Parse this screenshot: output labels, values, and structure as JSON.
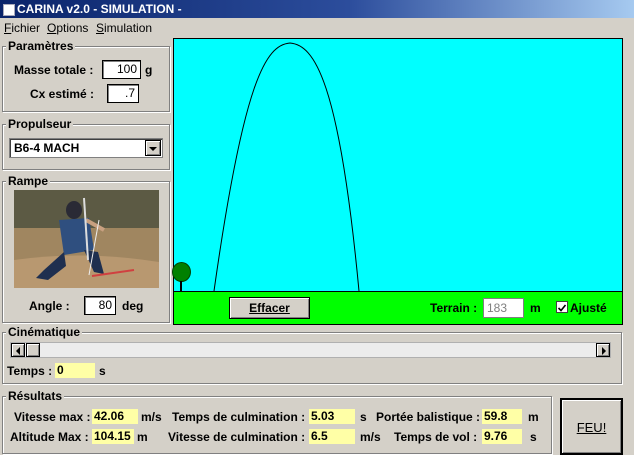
{
  "window": {
    "title": "CARINA v2.0 - SIMULATION -"
  },
  "menu": [
    "Fichier",
    "Options",
    "Simulation"
  ],
  "parametres": {
    "legend": "Paramètres",
    "masse_label": "Masse totale :",
    "masse_value": "100",
    "masse_unit": "g",
    "cx_label": "Cx estimé :",
    "cx_value": ".7"
  },
  "propulseur": {
    "legend": "Propulseur",
    "selected": "B6-4 MACH"
  },
  "rampe": {
    "legend": "Rampe",
    "photo": "rocket-launch-photo",
    "angle_label": "Angle :",
    "angle_value": "80",
    "angle_unit": "deg"
  },
  "simulation": {
    "sky_color": "#00ffff",
    "ground_color": "#00ff00",
    "effacer_label": "Effacer",
    "terrain_label": "Terrain :",
    "terrain_value": "183",
    "terrain_unit": "m",
    "ajuste_label": "Ajusté",
    "ajuste_checked": true
  },
  "cinematique": {
    "legend": "Cinématique",
    "temps_label": "Temps :",
    "temps_value": "0",
    "temps_unit": "s"
  },
  "resultats": {
    "legend": "Résultats",
    "vitesse_max_label": "Vitesse max :",
    "vitesse_max_value": "42.06",
    "vitesse_max_unit": "m/s",
    "t_culm_label": "Temps de culmination :",
    "t_culm_value": "5.03",
    "t_culm_unit": "s",
    "portee_label": "Portée balistique :",
    "portee_value": "59.8",
    "portee_unit": "m",
    "altitude_label": "Altitude Max :",
    "altitude_value": "104.15",
    "altitude_unit": "m",
    "v_culm_label": "Vitesse de culmination :",
    "v_culm_value": "6.5",
    "v_culm_unit": "m/s",
    "vol_label": "Temps de vol :",
    "vol_value": "9.76",
    "vol_unit": "s",
    "feu_label": "FEU!"
  }
}
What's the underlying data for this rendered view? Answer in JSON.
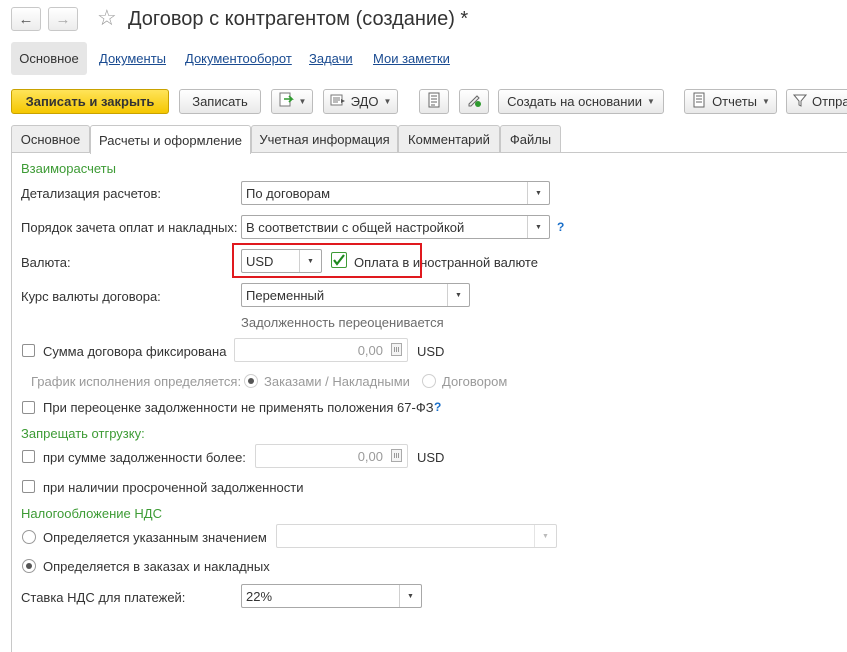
{
  "window": {
    "title": "Договор с контрагентом (создание) *"
  },
  "nav": {
    "active": "Основное",
    "links": [
      "Документы",
      "Документооборот",
      "Задачи",
      "Мои заметки"
    ]
  },
  "toolbar": {
    "save_close": "Записать и закрыть",
    "save": "Записать",
    "edo": "ЭДО",
    "create_based_on": "Создать на основании",
    "reports": "Отчеты",
    "send": "Отпра"
  },
  "tabs": [
    "Основное",
    "Расчеты и оформление",
    "Учетная информация",
    "Комментарий",
    "Файлы"
  ],
  "active_tab": "Расчеты и оформление",
  "settlements": {
    "section": "Взаиморасчеты",
    "detail_label": "Детализация расчетов:",
    "detail_value": "По договорам",
    "offset_label": "Порядок зачета оплат и накладных:",
    "offset_value": "В соответствии с общей настройкой",
    "help": "?",
    "currency_label": "Валюта:",
    "currency_value": "USD",
    "foreign_payment_label": "Оплата в иностранной валюте",
    "foreign_payment_checked": true,
    "rate_label": "Курс валюты договора:",
    "rate_value": "Переменный",
    "rate_note": "Задолженность переоценивается",
    "fixed_sum_label": "Сумма договора фиксирована",
    "fixed_sum_value": "0,00",
    "fixed_sum_currency": "USD",
    "schedule_label": "График исполнения определяется:",
    "schedule_opt1": "Заказами / Накладными",
    "schedule_opt2": "Договором",
    "revaluation_label": "При переоценке задолженности не применять положения 67-ФЗ",
    "revaluation_help": "?"
  },
  "shipping": {
    "section": "Запрещать отгрузку:",
    "debt_label": "при сумме задолженности более:",
    "debt_value": "0,00",
    "debt_currency": "USD",
    "overdue_label": "при наличии просроченной задолженности"
  },
  "vat": {
    "section": "Налогообложение НДС",
    "opt_specified": "Определяется указанным значением",
    "opt_orders": "Определяется в заказах и накладных",
    "rate_label": "Ставка НДС для платежей:",
    "rate_value": "22%"
  }
}
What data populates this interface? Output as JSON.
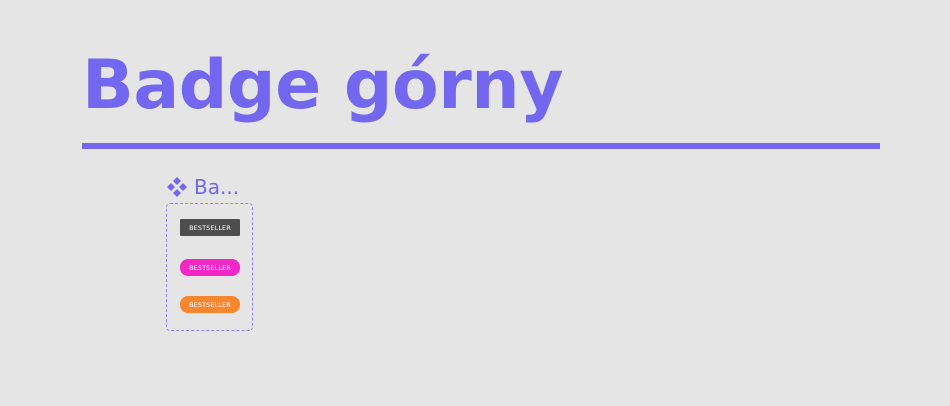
{
  "section": {
    "title": "Badge górny",
    "accent_color": "#7367f0"
  },
  "component": {
    "icon": "component-icon",
    "label": "Ba..."
  },
  "badges": [
    {
      "label": "BESTSELLER",
      "color": "#4d4d4d"
    },
    {
      "label": "BESTSELLER",
      "color": "#f127c6"
    },
    {
      "label": "BESTSELLER",
      "color": "#f6872f"
    }
  ]
}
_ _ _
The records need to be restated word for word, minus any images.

**Output below**
Parse this screenshot: output labels, values, and structure as JSON.
{
  "window": {
    "title": "CARINA v2.0 - SIMULATION -"
  },
  "menu": [
    "Fichier",
    "Options",
    "Simulation"
  ],
  "parametres": {
    "legend": "Paramètres",
    "masse_label": "Masse totale :",
    "masse_value": "100",
    "masse_unit": "g",
    "cx_label": "Cx estimé :",
    "cx_value": ".7"
  },
  "propulseur": {
    "legend": "Propulseur",
    "selected": "B6-4 MACH"
  },
  "rampe": {
    "legend": "Rampe",
    "photo": "rocket-launch-photo",
    "angle_label": "Angle :",
    "angle_value": "80",
    "angle_unit": "deg"
  },
  "simulation": {
    "sky_color": "#00ffff",
    "ground_color": "#00ff00",
    "effacer_label": "Effacer",
    "terrain_label": "Terrain :",
    "terrain_value": "183",
    "terrain_unit": "m",
    "ajuste_label": "Ajusté",
    "ajuste_checked": true
  },
  "cinematique": {
    "legend": "Cinématique",
    "temps_label": "Temps :",
    "temps_value": "0",
    "temps_unit": "s"
  },
  "resultats": {
    "legend": "Résultats",
    "vitesse_max_label": "Vitesse max :",
    "vitesse_max_value": "42.06",
    "vitesse_max_unit": "m/s",
    "t_culm_label": "Temps de culmination :",
    "t_culm_value": "5.03",
    "t_culm_unit": "s",
    "portee_label": "Portée balistique :",
    "portee_value": "59.8",
    "portee_unit": "m",
    "altitude_label": "Altitude Max :",
    "altitude_value": "104.15",
    "altitude_unit": "m",
    "v_culm_label": "Vitesse de culmination :",
    "v_culm_value": "6.5",
    "v_culm_unit": "m/s",
    "vol_label": "Temps de vol :",
    "vol_value": "9.76",
    "vol_unit": "s",
    "feu_label": "FEU!"
  }
}
What's the underlying data for this rendered view? Answer in JSON.
{
  "window": {
    "title": "Договор с контрагентом (создание) *"
  },
  "nav": {
    "active": "Основное",
    "links": [
      "Документы",
      "Документооборот",
      "Задачи",
      "Мои заметки"
    ]
  },
  "toolbar": {
    "save_close": "Записать и закрыть",
    "save": "Записать",
    "edo": "ЭДО",
    "create_based_on": "Создать на основании",
    "reports": "Отчеты",
    "send": "Отпра"
  },
  "tabs": [
    "Основное",
    "Расчеты и оформление",
    "Учетная информация",
    "Комментарий",
    "Файлы"
  ],
  "active_tab": "Расчеты и оформление",
  "settlements": {
    "section": "Взаиморасчеты",
    "detail_label": "Детализация расчетов:",
    "detail_value": "По договорам",
    "offset_label": "Порядок зачета оплат и накладных:",
    "offset_value": "В соответствии с общей настройкой",
    "help": "?",
    "currency_label": "Валюта:",
    "currency_value": "USD",
    "foreign_payment_label": "Оплата в иностранной валюте",
    "foreign_payment_checked": true,
    "rate_label": "Курс валюты договора:",
    "rate_value": "Переменный",
    "rate_note": "Задолженность переоценивается",
    "fixed_sum_label": "Сумма договора фиксирована",
    "fixed_sum_value": "0,00",
    "fixed_sum_currency": "USD",
    "schedule_label": "График исполнения определяется:",
    "schedule_opt1": "Заказами / Накладными",
    "schedule_opt2": "Договором",
    "revaluation_label": "При переоценке задолженности не применять положения 67-ФЗ",
    "revaluation_help": "?"
  },
  "shipping": {
    "section": "Запрещать отгрузку:",
    "debt_label": "при сумме задолженности более:",
    "debt_value": "0,00",
    "debt_currency": "USD",
    "overdue_label": "при наличии просроченной задолженности"
  },
  "vat": {
    "section": "Налогообложение НДС",
    "opt_specified": "Определяется указанным значением",
    "opt_orders": "Определяется в заказах и накладных",
    "rate_label": "Ставка НДС для платежей:",
    "rate_value": "22%"
  }
}
What data populates this interface? Output as JSON.
{
  "section": {
    "title": "Badge górny",
    "accent_color": "#7367f0"
  },
  "component": {
    "icon": "component-icon",
    "label": "Ba..."
  },
  "badges": [
    {
      "label": "BESTSELLER",
      "color": "#4d4d4d"
    },
    {
      "label": "BESTSELLER",
      "color": "#f127c6"
    },
    {
      "label": "BESTSELLER",
      "color": "#f6872f"
    }
  ]
}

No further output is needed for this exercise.